Our courts are being filled with people who have dedicated their careers to helping others protect their rights. Myrna Pérez was a career voting rights defender with the Brennan Center when President Biden nominated her to the Second Circuit. Jennifer Sung had extensive experience as an advocate for labor when she was nominated to the Ninth Circuit. Beth Robinson was the co-founder and leader of Vermont Freedom to Marry, then became the first openly LGBTQ+ woman ever to serve on the Vermont Supreme Court. Now she is on the Second Circuit.  

Still Before the Senate

Getting such terrific people on the courts has not been easy. Republicans are pulling out the stops to keep Nancy Abudu off the Eleventh Circuit. She’s currently the Southern Poverty Law Center’s Deputy Legal Director. They are also fighting against New York nominees Nusrat Choudhury (deputy director of the ACLU’s Racial Justice Program) and Dale Ho (director of the ACLU’s Voting Rights Project). Another target is Brad Garcia, who has a substantial record of pro bono work representing disadvantaged individuals. Once confirmed, he will be the first Latino on the powerful D.C. Circuit. 

In a 51-49 Senate filled with Republicans who want to maintain their control of the nation’s courts, nothing comes easy. But the struggle is worth it. 

The Impact of Biden Judges

Although they have not been on the bench for long, Biden judges are already issuing decisions that protect the rights of all people. For instance: 

Fourth Circuit Judge Toby Heytens stopped enforcement of vague state laws in South Carolina that criminalized “disorderly” or “disturbing” conduct in schools. The law was disproportionately enforced against Black students and had lifetime repercussions. 

Seventh Circuit Judge Candace Jackson-Akiwumi ruled that students should have a chance to seek refunds from large universities for in-person classes cancelled due to COVID-19. She also cast the deciding vote that an employee claiming age bias and harassment against a corporation should get to present his case to a jury. 

Second Circuit Judge Eunice Lee put back into place a New York gun safety law that was stopped by a highly criticized lower court decision. In Colorado, Judge Regina Rodriguez upheld the federal law barring people convicted of a felony from possessing firearms. 

In Georgia, Judge Victoria Calvert halted enforcement of a state election law that violated the rights of nonpartisan groups seeking to register and engage historically marginalized people. 

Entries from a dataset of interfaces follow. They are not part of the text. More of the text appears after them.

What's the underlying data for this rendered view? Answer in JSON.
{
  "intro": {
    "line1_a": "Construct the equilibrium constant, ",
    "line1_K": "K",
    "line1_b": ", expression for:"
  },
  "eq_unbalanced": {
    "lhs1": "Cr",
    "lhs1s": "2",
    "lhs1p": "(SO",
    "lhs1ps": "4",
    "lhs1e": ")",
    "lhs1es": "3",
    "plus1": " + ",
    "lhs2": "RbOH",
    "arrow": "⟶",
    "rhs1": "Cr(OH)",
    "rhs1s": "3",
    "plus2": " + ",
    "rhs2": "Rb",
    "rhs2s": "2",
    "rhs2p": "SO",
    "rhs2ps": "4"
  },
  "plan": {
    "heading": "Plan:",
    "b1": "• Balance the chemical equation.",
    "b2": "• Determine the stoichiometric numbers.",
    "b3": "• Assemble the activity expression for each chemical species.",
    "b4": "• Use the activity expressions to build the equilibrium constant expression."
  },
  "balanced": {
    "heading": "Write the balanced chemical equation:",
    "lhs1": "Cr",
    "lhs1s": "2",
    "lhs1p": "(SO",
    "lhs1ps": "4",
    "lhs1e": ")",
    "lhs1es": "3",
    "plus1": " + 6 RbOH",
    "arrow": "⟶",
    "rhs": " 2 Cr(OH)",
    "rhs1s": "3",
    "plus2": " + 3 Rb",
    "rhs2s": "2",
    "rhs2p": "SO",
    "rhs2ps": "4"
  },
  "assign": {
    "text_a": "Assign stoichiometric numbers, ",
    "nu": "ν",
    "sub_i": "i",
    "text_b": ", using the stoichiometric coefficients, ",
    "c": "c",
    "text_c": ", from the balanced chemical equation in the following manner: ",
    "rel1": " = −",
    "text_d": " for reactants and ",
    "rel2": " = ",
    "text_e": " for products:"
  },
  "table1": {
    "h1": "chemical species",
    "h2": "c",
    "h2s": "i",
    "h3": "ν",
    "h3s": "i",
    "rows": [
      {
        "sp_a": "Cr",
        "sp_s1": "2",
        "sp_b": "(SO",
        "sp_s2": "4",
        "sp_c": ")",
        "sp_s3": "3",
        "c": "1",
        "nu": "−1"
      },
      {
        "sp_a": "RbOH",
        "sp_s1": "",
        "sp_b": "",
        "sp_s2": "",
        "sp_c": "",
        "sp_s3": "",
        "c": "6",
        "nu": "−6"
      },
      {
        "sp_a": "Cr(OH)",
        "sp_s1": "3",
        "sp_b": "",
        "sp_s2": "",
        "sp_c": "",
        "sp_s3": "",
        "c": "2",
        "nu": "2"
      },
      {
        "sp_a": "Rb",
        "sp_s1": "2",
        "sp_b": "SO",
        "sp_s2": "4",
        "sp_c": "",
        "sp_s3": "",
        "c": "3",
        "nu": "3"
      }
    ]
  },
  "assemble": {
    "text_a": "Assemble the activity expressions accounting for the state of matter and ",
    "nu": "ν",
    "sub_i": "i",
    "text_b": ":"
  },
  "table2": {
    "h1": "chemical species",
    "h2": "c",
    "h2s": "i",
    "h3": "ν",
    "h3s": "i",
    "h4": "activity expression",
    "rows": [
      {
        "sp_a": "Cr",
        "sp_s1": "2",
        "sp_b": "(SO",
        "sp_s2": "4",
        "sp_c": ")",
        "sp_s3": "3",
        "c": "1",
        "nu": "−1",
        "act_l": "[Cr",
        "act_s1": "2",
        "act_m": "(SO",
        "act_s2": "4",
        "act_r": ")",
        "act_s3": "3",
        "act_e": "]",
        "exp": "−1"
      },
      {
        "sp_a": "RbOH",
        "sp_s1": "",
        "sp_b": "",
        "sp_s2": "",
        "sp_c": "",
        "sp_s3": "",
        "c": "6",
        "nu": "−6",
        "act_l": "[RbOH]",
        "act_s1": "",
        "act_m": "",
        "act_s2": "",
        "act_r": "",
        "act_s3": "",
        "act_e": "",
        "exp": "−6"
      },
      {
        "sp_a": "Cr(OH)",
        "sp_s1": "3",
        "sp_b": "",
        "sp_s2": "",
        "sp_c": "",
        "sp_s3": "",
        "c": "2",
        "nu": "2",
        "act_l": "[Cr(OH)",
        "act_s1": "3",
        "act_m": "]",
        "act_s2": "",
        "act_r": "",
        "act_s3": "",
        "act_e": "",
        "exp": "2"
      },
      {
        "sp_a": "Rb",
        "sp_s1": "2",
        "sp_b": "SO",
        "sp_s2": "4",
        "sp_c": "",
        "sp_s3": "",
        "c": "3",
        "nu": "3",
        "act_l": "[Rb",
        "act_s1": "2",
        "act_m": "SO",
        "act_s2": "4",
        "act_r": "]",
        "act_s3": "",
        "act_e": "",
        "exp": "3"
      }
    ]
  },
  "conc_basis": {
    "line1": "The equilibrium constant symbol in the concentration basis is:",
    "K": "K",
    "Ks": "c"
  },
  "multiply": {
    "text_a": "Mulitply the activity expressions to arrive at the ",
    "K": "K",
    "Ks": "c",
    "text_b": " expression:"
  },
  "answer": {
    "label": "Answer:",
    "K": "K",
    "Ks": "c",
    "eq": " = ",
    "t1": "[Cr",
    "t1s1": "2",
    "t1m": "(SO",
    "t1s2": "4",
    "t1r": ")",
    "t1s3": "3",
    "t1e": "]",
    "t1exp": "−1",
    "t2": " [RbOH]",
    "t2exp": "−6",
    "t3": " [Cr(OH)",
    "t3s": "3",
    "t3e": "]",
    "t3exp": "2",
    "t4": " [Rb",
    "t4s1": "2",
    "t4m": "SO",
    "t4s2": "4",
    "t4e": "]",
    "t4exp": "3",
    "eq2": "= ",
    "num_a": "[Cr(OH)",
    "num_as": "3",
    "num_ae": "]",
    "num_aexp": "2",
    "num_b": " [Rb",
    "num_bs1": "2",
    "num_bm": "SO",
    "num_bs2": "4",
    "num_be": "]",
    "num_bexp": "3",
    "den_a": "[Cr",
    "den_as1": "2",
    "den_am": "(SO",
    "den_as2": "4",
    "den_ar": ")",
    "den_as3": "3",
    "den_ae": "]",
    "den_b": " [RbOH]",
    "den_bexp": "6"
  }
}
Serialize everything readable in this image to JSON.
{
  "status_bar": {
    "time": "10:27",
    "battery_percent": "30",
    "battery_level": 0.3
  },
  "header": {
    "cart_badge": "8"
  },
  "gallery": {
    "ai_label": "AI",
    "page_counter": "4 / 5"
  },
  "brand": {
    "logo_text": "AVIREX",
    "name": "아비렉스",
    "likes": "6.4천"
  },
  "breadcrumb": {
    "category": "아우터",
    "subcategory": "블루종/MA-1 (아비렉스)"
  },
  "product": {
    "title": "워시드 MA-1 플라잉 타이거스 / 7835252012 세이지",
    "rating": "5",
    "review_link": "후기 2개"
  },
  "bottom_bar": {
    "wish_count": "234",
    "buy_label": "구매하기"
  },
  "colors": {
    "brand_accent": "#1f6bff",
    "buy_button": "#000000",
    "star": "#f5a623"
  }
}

And at the Supreme Court? Given the current 6-3 far right majority, Justice Jackson is likely to speak more in dissent than with the majority … for now.  In the meantime, as she inspires millions of people around the country, we will continue to organize and do the hard work needed to take back our courts. 


Biden judges, judicial nominations, Ketanji Brown Jackson, Lower Federal Courts, Ruth Bader Ginsburg